GVK: What is Chris Carter like as a director and how does he differ from others you have worked with?
SM: Chris was really the first director that I’ve worked with who’s been able to make that space for the actors to get into the moment, to wiggle around in it and find some different internal spaces, and he’s the first director I’ve worked with who really seemed to value that. I think how he benefits from that is that he gets a variety of subtle, honest emotional reactions, which I really believe translate to the screen. I guess we’ll be able to put that theory to the test when the movie comes out.
To be fair to most of the other directors I’ve worked with, I think Chris had a bigger budget than all of them combined.
GVK: What can you tell the readers about making “The Arc of Truth” and are their more Stargate outings in your future?
SM: Stargate: The Arc of Truth was extremely cool to work on. A big part of that was because I got to realize a childhood fantasy and play with guns. Rob Fournier, the armourer, was really thorough in my weapons training on the H&K G36 assault rifle, which gave me lots to talk about with my brother, who is a Warrant Officer in the Queen’s York Rangers.
Amanda Tapping was wicked fun to work with and I’d be thrilled to work on Stargate again.
GVK: Would you describe yourself as a fan of sci fi and horror since many of your roles have been set in the genre? If so, what are some of your favorite shows and films?
SM: I wouldn’t describe myself as a fan of any specific genre, because when it’s done poorly, no matter what the genre, it’s just bad. I used to be a huge horror fan and really enjoyed them growing up. When I became aware of some of the conventions endemic to certain genres I began to get more picky about what I liked. I still love a good horror film and a good sci-fi film, but my pickiness about good storytelling is trump suit. Sci-fi films I liked, well, Blade Runner is way up there. I recently really enjoyed Sunshine, and The Eternal Sunshine of the Spotless Mind, though I don’t know if those qualify as sci-fi. It’s been a while since I saw a good horror film that stood up both as a scary film and a consistent story. I was really disappointed with Saw because of some character behaviour I found just way too unbelievable. I really liked Exorcist 3 and, laugh all you want, Prince of Darkness.

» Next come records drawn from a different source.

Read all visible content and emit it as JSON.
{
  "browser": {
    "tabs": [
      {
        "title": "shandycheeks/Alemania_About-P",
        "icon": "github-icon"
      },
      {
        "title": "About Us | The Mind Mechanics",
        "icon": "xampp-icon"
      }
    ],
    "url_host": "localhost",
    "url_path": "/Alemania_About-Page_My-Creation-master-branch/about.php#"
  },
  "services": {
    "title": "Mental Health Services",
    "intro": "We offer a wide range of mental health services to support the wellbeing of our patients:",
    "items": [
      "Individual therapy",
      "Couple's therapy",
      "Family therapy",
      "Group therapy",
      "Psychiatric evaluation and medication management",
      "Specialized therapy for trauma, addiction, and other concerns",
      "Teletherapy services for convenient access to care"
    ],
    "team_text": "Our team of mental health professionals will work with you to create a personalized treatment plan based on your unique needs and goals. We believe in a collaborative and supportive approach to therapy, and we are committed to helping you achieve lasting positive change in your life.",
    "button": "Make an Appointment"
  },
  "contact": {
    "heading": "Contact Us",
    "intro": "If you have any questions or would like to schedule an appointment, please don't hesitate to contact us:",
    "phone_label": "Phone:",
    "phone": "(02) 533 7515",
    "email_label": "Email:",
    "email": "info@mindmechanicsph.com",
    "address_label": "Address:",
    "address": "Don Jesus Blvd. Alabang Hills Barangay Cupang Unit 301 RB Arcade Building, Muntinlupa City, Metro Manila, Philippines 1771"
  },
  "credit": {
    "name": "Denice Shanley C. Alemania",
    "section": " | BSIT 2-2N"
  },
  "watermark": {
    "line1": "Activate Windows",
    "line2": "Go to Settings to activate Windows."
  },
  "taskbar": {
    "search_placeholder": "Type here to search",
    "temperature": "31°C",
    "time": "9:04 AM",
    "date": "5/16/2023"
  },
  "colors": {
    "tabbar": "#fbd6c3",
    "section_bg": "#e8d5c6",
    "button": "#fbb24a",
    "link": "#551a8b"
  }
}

GVK: What were some of your fondest memories working on the film, and what were some of your biggest challenges?
SM: On X-Files, I can’t really pick one thing that stands out as a fond memory, though the whole experience is a really fond and fresh memory. It’ll stay with me for a long while. On the Arc of Truth, I have to say, standing in a narrow corridor with four guys, putting double-taps down range and then opening up with the G36 while a belt-fed SAW and a couple of automatic shotguns go off by my ear… Yeah, that’s a fond one for sure.
GVK: Moving forward, what can the readers look forward to watching you in next?
SM: Out of genre, I play the brother of a murder victim with a secret in the next Don Strachey murder mystery, Ice Blues, which will air on Here! In the states and OutTV in Canada. I’m not sure about the date. Other than that, it’s X-Files, baby. July 25th. This summer.